I think the most important part of this long-term thesis is the role of dollar cost averaging over time. If you aren’t familiar with the phrase, it means to regularly invest new money into the market over time. When you DCA you’ll likely end up buying some shares at high valuations near market peaks, but so long as you stay disciplined to the plan, you’ll inevitably buy shares with cheap valuations at the troughs too. Dollar cost averaging is a great method of spreading one’s risk out over a long time horizon, which will coverage a broad gambit of valuations across the macro cycles that take place within the markets. This method of regularly investing money in the markets have proven to be a great wealth building practice for investors in the past and while it’s impossible to predict future events, I expect for it be successful moving forward as well.

Unless you’re already sitting on a mountain of cash, you’ll find that when using a 7-10% annual return it’s pretty difficult to find yourself becoming a billionaire and if that’s your goal in life then maybe you ought to take outsized risks involving more speculative risk/return scenarios than the blue chip stocks & the broader market indexes provide.
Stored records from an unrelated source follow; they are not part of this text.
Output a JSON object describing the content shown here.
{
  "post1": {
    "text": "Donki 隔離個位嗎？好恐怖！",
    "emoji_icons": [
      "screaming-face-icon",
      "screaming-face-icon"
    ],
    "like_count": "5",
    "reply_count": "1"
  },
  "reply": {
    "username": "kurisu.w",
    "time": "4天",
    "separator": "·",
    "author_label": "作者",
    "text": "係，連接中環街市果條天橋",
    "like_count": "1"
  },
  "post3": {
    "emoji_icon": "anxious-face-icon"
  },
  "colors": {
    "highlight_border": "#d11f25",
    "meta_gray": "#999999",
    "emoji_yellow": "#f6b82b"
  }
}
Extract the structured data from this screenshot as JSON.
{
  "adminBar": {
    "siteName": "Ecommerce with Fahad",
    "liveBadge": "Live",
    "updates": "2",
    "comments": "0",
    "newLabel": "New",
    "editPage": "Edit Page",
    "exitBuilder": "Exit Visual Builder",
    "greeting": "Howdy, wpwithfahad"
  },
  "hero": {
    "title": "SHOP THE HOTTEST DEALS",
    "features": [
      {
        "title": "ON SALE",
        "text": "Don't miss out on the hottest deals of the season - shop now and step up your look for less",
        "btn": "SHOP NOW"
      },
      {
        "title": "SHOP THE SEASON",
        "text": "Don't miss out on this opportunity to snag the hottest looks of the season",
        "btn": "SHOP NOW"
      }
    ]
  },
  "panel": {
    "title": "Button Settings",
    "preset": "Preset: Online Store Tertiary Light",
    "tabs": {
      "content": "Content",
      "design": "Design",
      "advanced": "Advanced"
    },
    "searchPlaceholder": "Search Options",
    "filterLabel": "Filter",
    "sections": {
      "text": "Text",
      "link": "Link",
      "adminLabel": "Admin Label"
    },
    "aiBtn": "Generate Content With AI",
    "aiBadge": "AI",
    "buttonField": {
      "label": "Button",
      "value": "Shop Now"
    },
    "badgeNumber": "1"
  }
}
But, if your goal is a respectable nest-egg that leads to a comfortable retirement, I think it’s entirely possible to achieve a an acceptable using realistic earning/savings power and annualized market return projections.

This all sounds pretty boring doesn’t it? That’s the point. The stock market is a tortoise’s race, not the hare’s. It’s entirely possible to get rich, slowly, owning a well diversified basket of assets such as the SPY. This isn’t what the guys and gals in those commercials want you to hear, but it’s true. In a non-apocalyptic scenario, it’s difficult to imagine a future where the major U.S. indexes aren’t producing wealth for shareholders. And frankly put, if the world goes to hell in a hand basket, it won’t matter much whether you chose to invest in stocks, bonds, golden bars, bitcoin, and the like, so what’s the the use of financially planning for that sort of future in the first place?

Obviously you can make investing as sophisticated as you like. This article didn’t even touch on basic value investing principles, which can also help investors stay out of trouble with regard to speculation and the gambling within the markets. I was planning on covering that here but I’ve already pushed past 2,000 words and I’m sure your attention span is wearing thin. That’s alright, I’m never opposed to putting together a series. Up next I’ll cover basic fundamental analysis, but until then, enjoy the resources provided in this piece and remember that over the long-term, the market has been a wonderful vehicle for wealth creation for patient investors…contrary to what any snake oil salesmen might lead you to believe.